**SUPPLIED MATERIAL**

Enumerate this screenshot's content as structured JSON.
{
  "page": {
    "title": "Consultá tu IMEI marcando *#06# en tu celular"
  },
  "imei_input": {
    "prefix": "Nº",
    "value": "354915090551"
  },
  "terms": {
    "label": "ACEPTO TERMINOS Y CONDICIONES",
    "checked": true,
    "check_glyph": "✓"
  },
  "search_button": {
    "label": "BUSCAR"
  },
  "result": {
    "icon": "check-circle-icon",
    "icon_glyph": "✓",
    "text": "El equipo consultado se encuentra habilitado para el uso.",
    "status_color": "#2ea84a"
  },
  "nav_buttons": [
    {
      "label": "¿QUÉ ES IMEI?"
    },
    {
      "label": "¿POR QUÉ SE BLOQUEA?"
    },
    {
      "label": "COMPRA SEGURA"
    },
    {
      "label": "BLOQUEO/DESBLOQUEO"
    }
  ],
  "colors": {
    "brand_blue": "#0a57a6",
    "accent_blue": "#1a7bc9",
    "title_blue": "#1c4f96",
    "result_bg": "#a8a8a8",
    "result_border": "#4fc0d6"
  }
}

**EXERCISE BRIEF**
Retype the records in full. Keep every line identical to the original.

**SOLUTION**
Enumerate this screenshot's content as structured JSON.
{
  "page": {
    "title": "Consultá tu IMEI marcando *#06# en tu celular"
  },
  "imei_input": {
    "prefix": "Nº",
    "value": "354915090551"
  },
  "terms": {
    "label": "ACEPTO TERMINOS Y CONDICIONES",
    "checked": true,
    "check_glyph": "✓"
  },
  "search_button": {
    "label": "BUSCAR"
  },
  "result": {
    "icon": "check-circle-icon",
    "icon_glyph": "✓",
    "text": "El equipo consultado se encuentra habilitado para el uso.",
    "status_color": "#2ea84a"
  },
  "nav_buttons": [
    {
      "label": "¿QUÉ ES IMEI?"
    },
    {
      "label": "¿POR QUÉ SE BLOQUEA?"
    },
    {
      "label": "COMPRA SEGURA"
    },
    {
      "label": "BLOQUEO/DESBLOQUEO"
    }
  ],
  "colors": {
    "brand_blue": "#0a57a6",
    "accent_blue": "#1a7bc9",
    "title_blue": "#1c4f96",
    "result_bg": "#a8a8a8",
    "result_border": "#4fc0d6"
  }
}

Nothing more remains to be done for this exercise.